Adam Peaty has the ability to inspire a resurgence in British swimming ahead of the 2016 Olympics, according to head coach Bill Furniss.
The 20-year-old collected his second world record last week as he became the first man in history to go below the 58-second threshold in the 100m breaststroke at the British Swimming Championships.
His time of 57.92 was 0.54 seconds quicker than Cameron van der Burgh clocked in the same pool at London 2012 and goes alongside the 26.62 record he claimed in the 50m at last year’s European Championships.
With the World Championships in Kazan to come later this year Peaty is now the one to beat and the signs are that he could become the first man since Adrian Moorhouse at Seoul 1988 to win Olympic gold in the pool.
But Furniss wants Britain to produce more world-conquering performances and thinks the example set by Peaty can help drive the sport forward.
“You need a leader in any sport and I don’t want to pin that on Adam but he is an example to everyone in Britain that we can do this.
“That’s the important thing there and it was interesting in the same race that Ross Murdoch came in on 59.1 which is a fast time but almost forgotten.
“It was a terrific performance by Murdoch but Adam’s race drags everyone up and I think if you look at our breaststroke at present, domestically you can never relax.
“That’s the way we want to be and the big swimming nations have that all the time and it’s so difficult.

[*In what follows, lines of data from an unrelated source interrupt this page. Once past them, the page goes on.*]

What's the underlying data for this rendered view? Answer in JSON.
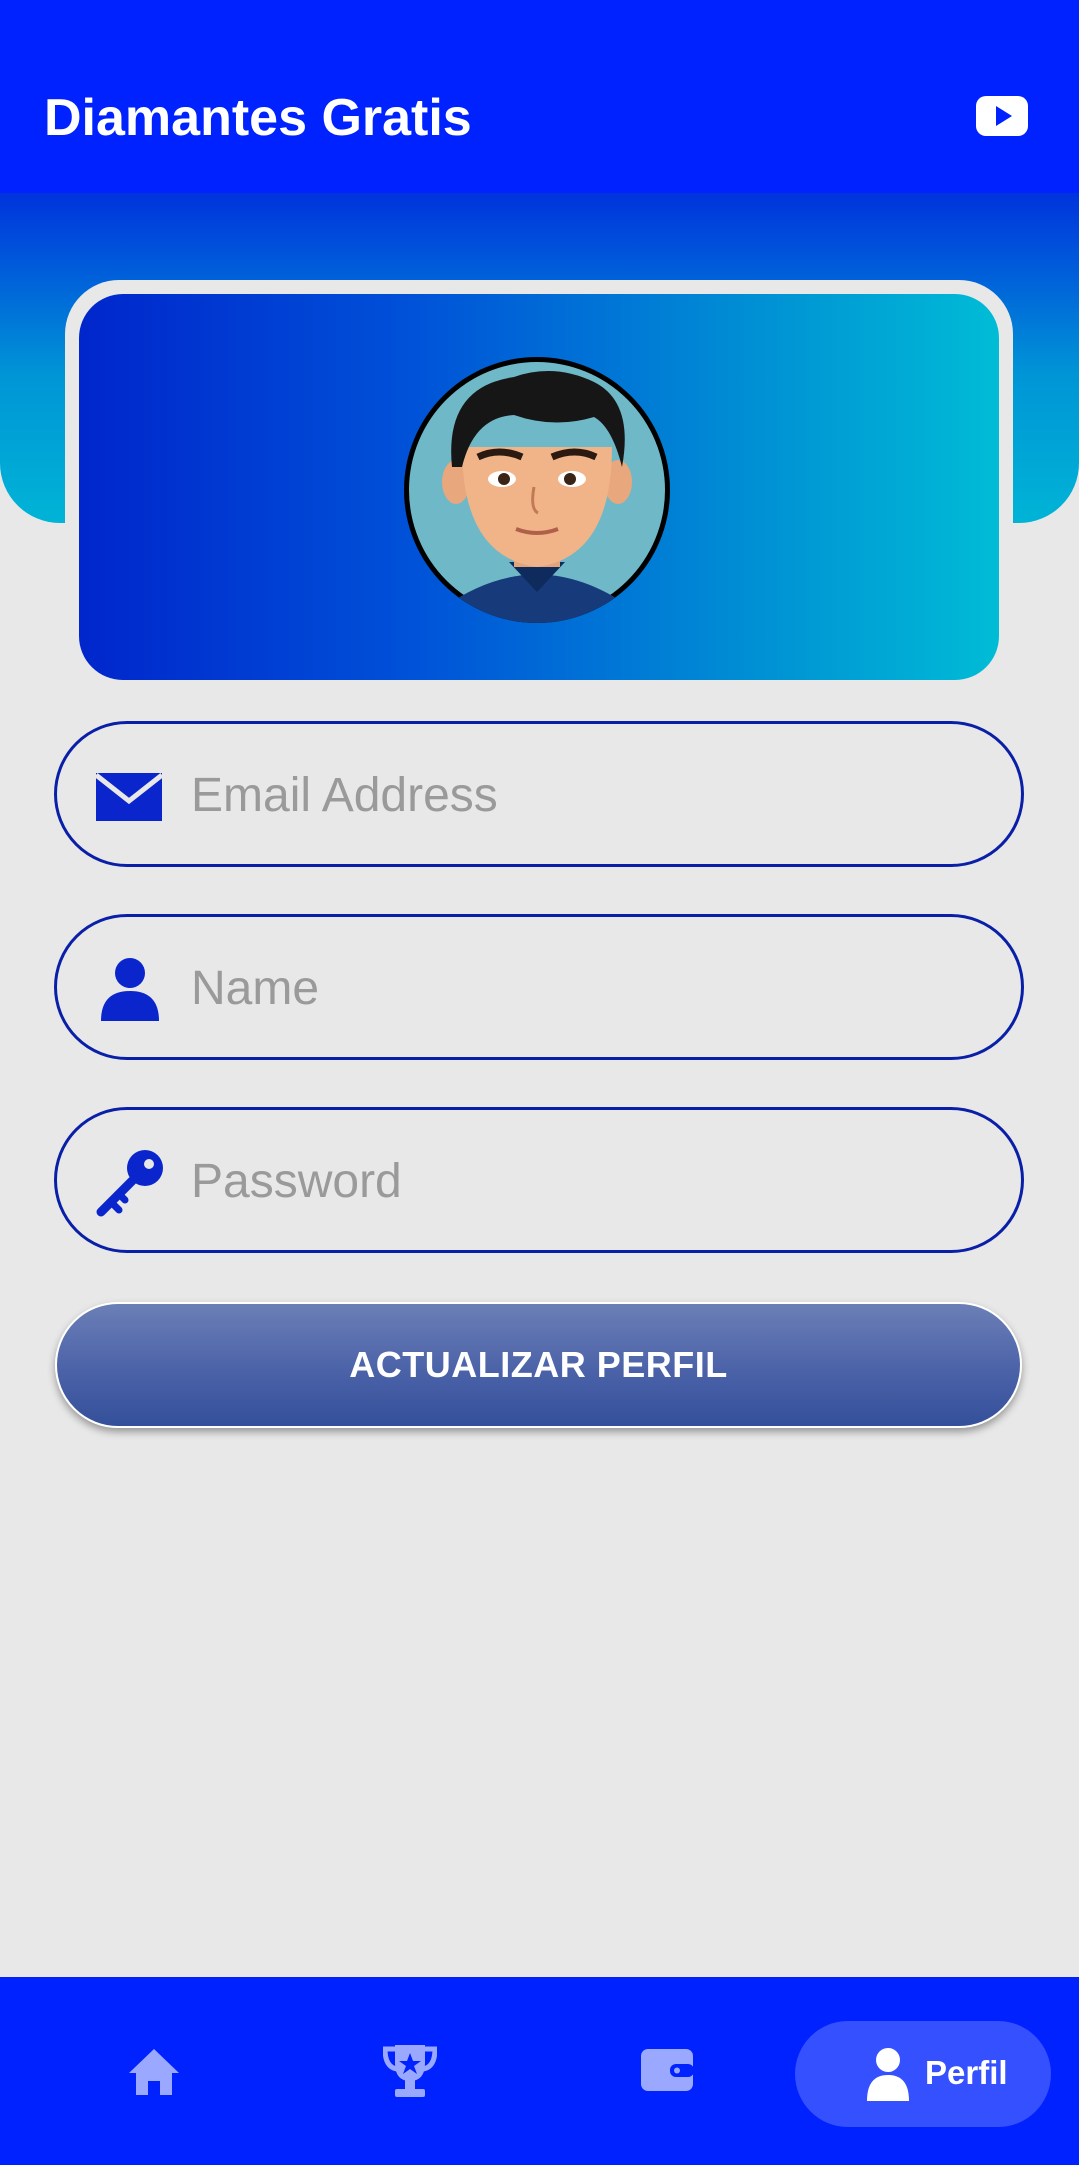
{
  "app": {
    "title": "Diamantes Gratis",
    "header_icon": "youtube-icon"
  },
  "profile": {
    "avatar_icon": "cartoon-avatar"
  },
  "form": {
    "email": {
      "placeholder": "Email Address",
      "value": "",
      "icon": "envelope-icon"
    },
    "name": {
      "placeholder": "Name",
      "value": "",
      "icon": "user-icon"
    },
    "password": {
      "placeholder": "Password",
      "value": "",
      "icon": "key-icon"
    },
    "submit_label": "ACTUALIZAR PERFIL"
  },
  "bottom_nav": {
    "items": [
      {
        "icon": "home-icon"
      },
      {
        "icon": "trophy-icon"
      },
      {
        "icon": "wallet-icon"
      },
      {
        "icon": "user-icon",
        "label": "Perfil",
        "active": true
      }
    ]
  },
  "colors": {
    "primary": "#0022ff",
    "field_border": "#0a1fa8",
    "button": "#4b62a8",
    "background": "#e8e8e8"
  }
}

“That is something that we have got to try to make work for us so that’s why I look at the depth of events.
“I’m trying to raise the bar to get people at this level so it’s a great performance from Adam but I’m hoping that it is the first of many for us over the next few years.
“We have got to believe that we can do it because if we don’t shoot for it then we will never get there.”
While Furniss was full of praise for Peaty he says there is still a lot of work to do before Britain’s swimmers are heading onto the world stage with golden aspirations.
But the British Championships saw a scramble as athletes desperately tried to clock qualification times for Russia.
There was a series of sensational swims for Jazmin Carlin who took 200m, 800m and 400m freestyle victories while Hannah Miley’s 4:32.16 in the 400m individual medley hit the standard and secured victory.
Benjamin Proud continued to impress with 50m butterfly victory as well as second place in the 100m freestyle.
Furniss wants his athletes to learn to thrive under the pressure of a competitive meet and believes the pressure-cooker environment will bring the best out of the country’s swimmers.
“You need people who have got a chance, you go to an Olympics or World Championships and you need to be top six in the world,” he added.
“It is quite interesting because the feel around poolside has been uncomfortable for them but I don’t mind that because I think we need to be comfortable at being uncomfortable.
“We need to create that environment as often as possible so our athletes practice it and we aren’t going to major games and get hit with something that is abnormal to them.
“We are trying to make this normal for them, it’s uncomfortable but we have to learn to deal with the environment and I’m pleased with how they have responded.
“We have had some guys who have not done what they should have done but you will get that and hopefully they can put that right for next season.
“We have set the bar very high and it’s easy to pick out someone like Adam Peaty but across the board we are starting to make an impact.”
© Sportsbeat 2015